The capital’s fourth car-free day, the first after the odd-even scheme, kicked off with a cycle rally between Vishwavidyalaya Metro station and Chhatrasal Stadium Friday. A fair number of cars, however, used the ‘car-free zone’, triggering accusations from the government that Delhi Police had not done its bit for the anti-pollution initiative.
Transport Minister Gopal Rai referred to a letter he received from Special Commissioner of Police (Traffic) Muktesh Chander prior to the event. “It was on the request of the traffic police that we did not deploy any of our volunteers to see to it that car-free day was a success. The commissioner insisted the Delhi Traffic Police would be more than capable of ushering traffic away from this zone… this is not the case, as can be seen.”
Responding to the comment, Chander said, “Car-free day is a voluntary event and has been the previous three times. The event is merely an appeal from the government to the people, it is not mandatory. There is no reason for volunteers to be policing the road, that is the job of the traffic police, and we managed the traffic. If citizens don’t wish to participate, there is nothing that the police or volunteers can do to make them (do it).”

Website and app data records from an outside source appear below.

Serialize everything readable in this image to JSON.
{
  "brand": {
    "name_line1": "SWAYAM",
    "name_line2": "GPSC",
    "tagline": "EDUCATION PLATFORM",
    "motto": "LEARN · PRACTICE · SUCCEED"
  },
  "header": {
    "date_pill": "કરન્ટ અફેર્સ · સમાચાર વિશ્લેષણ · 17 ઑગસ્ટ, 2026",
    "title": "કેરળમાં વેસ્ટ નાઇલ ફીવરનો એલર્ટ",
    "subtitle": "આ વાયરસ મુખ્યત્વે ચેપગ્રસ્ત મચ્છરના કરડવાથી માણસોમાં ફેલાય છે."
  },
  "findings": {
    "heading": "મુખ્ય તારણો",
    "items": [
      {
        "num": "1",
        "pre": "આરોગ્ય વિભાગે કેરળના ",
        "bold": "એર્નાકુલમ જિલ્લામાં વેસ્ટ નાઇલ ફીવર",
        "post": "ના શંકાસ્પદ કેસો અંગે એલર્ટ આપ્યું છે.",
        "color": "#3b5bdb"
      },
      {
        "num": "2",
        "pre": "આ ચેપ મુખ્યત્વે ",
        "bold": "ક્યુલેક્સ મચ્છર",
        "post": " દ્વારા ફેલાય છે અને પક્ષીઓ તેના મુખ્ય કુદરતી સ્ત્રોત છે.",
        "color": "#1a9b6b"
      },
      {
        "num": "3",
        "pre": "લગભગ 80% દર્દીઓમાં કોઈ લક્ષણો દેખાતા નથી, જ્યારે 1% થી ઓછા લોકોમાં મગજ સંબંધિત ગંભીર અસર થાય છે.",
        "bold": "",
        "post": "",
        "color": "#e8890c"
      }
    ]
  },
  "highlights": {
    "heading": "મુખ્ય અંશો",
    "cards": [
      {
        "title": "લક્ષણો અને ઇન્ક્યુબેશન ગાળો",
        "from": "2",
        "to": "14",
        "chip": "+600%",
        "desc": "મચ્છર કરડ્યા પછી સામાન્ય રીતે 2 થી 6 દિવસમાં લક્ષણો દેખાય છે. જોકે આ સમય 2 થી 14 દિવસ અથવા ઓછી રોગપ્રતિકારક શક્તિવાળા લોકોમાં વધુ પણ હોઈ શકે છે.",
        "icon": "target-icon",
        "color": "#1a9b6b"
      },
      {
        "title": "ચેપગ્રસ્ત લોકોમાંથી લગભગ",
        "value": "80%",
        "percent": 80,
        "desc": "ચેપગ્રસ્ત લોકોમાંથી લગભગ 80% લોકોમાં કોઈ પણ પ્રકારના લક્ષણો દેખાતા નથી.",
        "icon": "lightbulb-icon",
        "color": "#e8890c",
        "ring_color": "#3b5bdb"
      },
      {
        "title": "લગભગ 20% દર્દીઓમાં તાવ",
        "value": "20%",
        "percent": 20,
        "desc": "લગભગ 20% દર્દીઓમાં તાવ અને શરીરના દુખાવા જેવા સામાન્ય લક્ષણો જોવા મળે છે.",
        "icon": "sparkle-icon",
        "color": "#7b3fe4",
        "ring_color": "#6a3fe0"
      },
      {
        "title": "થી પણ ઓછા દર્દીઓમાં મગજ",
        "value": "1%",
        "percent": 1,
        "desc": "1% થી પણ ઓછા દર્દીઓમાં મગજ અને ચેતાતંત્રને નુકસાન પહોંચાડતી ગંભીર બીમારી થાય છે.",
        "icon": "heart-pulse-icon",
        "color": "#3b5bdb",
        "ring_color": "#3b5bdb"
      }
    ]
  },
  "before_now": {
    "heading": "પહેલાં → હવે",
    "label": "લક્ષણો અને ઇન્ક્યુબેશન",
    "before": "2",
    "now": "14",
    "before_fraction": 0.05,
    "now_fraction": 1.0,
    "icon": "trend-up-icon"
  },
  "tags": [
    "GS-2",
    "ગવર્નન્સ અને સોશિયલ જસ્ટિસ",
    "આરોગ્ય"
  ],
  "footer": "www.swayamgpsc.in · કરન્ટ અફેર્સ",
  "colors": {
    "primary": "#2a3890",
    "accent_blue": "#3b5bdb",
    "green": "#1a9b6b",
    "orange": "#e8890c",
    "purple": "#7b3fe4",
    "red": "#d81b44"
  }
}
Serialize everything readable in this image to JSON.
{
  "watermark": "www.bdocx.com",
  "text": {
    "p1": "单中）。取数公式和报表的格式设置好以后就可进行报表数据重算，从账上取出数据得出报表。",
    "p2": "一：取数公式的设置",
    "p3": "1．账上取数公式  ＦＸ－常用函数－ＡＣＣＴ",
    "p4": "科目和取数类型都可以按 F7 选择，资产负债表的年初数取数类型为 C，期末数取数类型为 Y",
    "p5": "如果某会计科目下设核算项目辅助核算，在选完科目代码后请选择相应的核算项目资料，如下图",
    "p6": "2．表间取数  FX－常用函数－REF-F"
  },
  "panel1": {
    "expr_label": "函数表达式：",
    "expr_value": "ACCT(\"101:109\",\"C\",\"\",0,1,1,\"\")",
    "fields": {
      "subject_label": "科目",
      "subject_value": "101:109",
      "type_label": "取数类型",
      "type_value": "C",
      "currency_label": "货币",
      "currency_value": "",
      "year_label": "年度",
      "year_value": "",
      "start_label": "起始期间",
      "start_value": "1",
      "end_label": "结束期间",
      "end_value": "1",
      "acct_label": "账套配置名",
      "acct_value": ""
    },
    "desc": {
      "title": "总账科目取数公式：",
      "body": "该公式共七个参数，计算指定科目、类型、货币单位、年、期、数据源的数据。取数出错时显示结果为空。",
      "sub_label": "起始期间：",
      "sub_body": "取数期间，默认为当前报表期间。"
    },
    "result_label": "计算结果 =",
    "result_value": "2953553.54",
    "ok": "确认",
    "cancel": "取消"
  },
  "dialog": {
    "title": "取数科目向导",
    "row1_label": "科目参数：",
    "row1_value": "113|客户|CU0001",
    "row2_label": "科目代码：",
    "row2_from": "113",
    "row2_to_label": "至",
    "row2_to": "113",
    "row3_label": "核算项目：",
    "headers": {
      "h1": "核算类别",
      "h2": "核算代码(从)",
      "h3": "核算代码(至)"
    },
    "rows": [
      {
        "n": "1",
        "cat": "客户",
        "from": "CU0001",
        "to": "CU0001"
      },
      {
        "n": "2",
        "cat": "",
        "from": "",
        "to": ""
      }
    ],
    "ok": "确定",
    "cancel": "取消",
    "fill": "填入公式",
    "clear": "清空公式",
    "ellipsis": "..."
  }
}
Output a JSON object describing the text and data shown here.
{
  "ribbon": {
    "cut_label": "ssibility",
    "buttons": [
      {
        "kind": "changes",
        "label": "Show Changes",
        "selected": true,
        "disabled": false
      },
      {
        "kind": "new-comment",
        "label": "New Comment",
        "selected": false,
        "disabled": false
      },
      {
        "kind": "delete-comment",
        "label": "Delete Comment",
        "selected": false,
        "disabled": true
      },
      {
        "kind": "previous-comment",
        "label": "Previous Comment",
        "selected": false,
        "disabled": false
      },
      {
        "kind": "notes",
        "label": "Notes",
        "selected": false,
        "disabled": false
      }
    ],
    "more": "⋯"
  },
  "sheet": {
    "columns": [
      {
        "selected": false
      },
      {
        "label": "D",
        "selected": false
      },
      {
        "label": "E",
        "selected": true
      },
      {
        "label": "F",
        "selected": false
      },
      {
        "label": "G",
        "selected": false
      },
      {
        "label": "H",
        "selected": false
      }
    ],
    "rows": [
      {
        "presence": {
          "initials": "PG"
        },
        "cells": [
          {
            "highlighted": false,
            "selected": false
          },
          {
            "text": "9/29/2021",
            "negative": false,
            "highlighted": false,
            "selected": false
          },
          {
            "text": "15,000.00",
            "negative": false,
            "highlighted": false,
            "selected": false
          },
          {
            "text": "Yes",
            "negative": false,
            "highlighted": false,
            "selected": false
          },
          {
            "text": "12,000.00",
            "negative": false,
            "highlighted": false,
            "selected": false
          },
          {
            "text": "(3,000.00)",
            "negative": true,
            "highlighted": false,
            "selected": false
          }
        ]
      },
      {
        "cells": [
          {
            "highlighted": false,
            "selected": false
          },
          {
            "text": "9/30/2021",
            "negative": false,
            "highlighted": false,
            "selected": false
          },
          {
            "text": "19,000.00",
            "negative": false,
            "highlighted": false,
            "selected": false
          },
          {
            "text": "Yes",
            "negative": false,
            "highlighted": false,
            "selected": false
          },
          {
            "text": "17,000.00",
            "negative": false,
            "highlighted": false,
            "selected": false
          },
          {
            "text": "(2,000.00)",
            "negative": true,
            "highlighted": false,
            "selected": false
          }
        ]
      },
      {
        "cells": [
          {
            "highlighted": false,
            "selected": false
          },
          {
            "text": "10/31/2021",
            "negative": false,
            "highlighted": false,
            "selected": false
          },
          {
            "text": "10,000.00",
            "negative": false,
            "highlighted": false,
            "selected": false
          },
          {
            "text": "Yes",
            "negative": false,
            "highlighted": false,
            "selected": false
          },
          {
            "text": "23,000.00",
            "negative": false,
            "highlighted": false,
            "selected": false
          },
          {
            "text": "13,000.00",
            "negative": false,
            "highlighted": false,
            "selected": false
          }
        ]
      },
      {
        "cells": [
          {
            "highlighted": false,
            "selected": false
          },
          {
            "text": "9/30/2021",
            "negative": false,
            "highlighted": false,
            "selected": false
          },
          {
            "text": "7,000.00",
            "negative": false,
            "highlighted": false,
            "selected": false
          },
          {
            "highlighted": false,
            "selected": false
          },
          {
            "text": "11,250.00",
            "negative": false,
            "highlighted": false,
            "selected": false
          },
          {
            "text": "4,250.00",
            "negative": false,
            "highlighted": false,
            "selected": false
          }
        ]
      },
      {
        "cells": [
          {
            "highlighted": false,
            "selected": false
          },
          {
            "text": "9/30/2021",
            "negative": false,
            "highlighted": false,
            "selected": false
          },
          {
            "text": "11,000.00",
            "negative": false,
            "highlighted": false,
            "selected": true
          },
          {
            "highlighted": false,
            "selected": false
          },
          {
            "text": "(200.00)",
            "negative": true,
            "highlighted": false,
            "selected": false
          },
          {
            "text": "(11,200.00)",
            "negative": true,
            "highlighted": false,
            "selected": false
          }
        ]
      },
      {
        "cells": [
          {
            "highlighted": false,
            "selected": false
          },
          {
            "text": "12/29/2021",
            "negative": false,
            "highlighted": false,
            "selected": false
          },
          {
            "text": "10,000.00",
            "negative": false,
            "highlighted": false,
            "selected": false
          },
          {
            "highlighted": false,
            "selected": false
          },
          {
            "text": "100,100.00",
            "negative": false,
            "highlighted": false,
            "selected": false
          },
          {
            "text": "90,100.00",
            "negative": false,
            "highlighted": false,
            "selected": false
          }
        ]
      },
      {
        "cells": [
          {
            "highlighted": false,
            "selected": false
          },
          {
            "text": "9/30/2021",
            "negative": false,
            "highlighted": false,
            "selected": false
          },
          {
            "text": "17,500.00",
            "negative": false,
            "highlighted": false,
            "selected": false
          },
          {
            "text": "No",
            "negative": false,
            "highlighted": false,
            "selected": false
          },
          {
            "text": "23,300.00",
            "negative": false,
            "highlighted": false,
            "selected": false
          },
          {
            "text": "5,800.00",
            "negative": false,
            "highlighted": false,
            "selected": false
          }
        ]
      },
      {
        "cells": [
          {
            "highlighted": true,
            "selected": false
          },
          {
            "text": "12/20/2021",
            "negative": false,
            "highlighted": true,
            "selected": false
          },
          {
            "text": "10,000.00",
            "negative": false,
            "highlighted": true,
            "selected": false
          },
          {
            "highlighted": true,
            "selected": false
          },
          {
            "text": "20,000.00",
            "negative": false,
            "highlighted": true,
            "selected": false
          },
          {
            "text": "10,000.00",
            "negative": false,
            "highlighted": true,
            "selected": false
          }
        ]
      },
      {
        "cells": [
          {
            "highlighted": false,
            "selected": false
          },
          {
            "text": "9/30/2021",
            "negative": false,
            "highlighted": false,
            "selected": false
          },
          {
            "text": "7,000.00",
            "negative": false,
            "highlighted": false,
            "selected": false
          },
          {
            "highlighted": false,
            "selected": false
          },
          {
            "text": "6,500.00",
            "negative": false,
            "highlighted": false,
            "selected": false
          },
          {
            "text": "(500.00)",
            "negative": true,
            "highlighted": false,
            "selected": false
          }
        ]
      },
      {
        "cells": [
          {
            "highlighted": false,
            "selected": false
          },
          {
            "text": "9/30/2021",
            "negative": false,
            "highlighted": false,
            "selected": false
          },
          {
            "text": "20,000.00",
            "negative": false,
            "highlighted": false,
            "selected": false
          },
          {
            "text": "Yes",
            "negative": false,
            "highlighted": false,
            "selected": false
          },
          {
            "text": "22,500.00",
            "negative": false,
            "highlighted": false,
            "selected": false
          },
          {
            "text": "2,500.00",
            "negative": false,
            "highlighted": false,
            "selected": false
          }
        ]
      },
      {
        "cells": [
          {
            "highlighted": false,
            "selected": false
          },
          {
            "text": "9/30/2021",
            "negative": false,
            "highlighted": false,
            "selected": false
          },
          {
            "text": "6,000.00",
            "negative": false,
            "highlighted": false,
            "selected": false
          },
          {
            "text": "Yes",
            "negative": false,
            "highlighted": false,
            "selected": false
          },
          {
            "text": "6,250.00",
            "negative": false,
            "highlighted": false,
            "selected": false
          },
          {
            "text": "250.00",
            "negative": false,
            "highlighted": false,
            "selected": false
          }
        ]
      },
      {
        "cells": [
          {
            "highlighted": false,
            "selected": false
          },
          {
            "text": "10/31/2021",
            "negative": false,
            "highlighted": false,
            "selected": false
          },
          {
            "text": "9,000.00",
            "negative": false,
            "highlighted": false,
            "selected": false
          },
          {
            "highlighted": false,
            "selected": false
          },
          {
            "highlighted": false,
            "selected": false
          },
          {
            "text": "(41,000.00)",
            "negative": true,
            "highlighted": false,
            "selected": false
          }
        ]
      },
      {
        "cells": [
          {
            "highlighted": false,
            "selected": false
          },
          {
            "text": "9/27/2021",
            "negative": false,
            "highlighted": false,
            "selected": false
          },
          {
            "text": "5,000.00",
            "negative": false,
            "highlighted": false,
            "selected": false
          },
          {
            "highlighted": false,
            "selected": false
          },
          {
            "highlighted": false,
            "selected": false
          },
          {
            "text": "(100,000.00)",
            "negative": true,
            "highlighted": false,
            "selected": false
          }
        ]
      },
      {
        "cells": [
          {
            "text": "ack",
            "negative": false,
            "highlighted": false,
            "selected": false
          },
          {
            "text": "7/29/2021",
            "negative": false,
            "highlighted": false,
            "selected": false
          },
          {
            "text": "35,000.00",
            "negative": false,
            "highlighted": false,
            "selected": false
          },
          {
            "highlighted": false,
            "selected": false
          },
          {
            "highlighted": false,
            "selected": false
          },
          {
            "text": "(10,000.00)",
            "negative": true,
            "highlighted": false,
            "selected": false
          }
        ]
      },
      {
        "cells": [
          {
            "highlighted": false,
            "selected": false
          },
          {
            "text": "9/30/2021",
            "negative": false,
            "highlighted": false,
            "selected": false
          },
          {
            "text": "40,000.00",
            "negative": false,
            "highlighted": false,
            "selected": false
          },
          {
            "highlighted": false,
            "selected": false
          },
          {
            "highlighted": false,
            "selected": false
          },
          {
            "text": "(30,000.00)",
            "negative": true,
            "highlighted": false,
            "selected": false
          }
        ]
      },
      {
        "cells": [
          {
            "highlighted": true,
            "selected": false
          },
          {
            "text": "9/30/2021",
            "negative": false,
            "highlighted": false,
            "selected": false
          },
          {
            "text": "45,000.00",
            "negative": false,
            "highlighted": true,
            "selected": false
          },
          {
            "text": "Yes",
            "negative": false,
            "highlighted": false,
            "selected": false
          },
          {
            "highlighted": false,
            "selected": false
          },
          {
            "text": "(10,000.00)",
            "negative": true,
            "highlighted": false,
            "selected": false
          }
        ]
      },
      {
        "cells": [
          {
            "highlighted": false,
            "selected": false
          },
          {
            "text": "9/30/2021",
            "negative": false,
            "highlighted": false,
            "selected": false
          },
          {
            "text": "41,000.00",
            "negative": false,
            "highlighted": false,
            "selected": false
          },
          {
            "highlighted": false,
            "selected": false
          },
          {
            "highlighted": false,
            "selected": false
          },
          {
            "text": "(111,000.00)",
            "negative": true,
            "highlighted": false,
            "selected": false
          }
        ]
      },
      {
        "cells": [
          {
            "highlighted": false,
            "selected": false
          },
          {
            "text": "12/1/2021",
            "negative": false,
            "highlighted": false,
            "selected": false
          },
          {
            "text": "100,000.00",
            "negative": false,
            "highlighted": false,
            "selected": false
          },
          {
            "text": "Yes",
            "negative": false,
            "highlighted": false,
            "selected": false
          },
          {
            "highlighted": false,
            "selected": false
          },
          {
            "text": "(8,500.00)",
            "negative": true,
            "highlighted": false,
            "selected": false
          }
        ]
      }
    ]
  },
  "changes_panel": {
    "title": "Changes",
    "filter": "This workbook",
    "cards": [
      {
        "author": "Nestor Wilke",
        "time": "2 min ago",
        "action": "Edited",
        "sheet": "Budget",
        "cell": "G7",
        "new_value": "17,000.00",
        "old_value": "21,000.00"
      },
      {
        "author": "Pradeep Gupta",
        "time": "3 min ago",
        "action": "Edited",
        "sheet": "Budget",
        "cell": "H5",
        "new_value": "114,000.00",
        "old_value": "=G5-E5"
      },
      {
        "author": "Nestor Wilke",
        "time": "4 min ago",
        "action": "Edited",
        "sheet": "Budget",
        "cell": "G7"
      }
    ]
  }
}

Responding to questions, Deputy Chief Minister Manish Sisodia said, “People from the media ask me what is the use of observing a car-free day. My response is that the government is committed to adopting many measures to reduce vehicular pollution. This is not an event of the Delhi government or the Delhi Police, it is an event of the people of Delhi. I appeal to all the citizens of Delhi to continue to participate in this effort.”